156 Seiten, Dissertation Eberhard-Karls-Universität Tübingen (2011), Softcover, A5
The past decades saw a rapid improvement in the technique of biological experiments. While the beginning was coined with long and complex experiments carried out by laboratory staff, automatic high-throughput methods emerged. Especially proteomics profited from advances in mass spectrometry to identify fragments from digested proteins. Mass spectrometry entered the novel field of metabolomics. Metabolomics investigates small molecules from metabolism for their role as disease markers. The goal here is to develop monitoring and screening techniques based on easily obtained body fluids. However, further methods, as IR spectroscopy, are waiting for their advent into metabolomics research.
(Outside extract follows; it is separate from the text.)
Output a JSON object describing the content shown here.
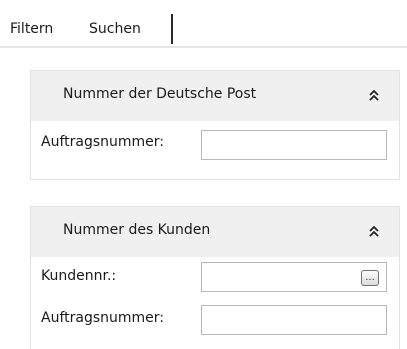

Connected to each area of research is the topic of data mining. Essentially, data mining can be subdivided into the tasks of feature selection and feature construction. Feature selection aims to select relevant features out of a larger pool. A selected combination may aid visualisation and thus understanding of a dataset as well as improve the prediction performance of learning algorithms. To this end, three general approaches exist: wrapper, filter and embedded methods. While wrappers employ an arbitrary learning algorithm for assessing the value of a feature combination, filters rely on statistical criteria. Most recently, embedded methods attracted research interest, wherein feature selection is integrated into a learning algorithm. Feature construction algorithms on the other hand reconstruct the subsignals of an additive superposition. The key approach thereby is matrix factorisation by constraints. Frequent constraints used for this purpose are statistical independence as well as non-negativity and sparsity, leading to problem specific algorithms.
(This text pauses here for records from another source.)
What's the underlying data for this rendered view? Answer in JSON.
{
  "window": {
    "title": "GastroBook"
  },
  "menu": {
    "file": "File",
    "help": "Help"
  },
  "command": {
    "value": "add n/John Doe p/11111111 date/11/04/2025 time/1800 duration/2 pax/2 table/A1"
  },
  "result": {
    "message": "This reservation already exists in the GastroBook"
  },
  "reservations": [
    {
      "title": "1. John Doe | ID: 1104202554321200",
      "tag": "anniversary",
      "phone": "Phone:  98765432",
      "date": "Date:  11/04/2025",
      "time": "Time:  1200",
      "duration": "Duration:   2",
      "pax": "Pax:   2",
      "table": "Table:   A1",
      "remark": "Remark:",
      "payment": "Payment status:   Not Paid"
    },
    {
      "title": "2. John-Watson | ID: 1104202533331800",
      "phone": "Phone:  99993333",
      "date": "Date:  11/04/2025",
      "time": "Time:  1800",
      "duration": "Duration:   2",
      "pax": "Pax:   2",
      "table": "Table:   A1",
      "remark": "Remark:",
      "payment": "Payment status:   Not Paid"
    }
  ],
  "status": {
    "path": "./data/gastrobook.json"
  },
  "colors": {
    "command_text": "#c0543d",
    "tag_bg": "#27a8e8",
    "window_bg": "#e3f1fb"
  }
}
This book supports life science researchers with adapted data mining methods from both feature selection and feature construction for proteomics and metabolomics. We describe biomarker identification for breast cancer prediction using a SVM-based wrapper and develop faster wrapper algorithms using surrogate-based optimisation. Applying filters for ranking-specific feature selection, we also design a cost-efficient prediction system for proteotypic peptides. As an application, embedded methods are used to infer energetical interaction patterns in protein 3D structures. Finally, we develop a novel factorisation method for feature construction to decompose IR spectra within a metabolomics context.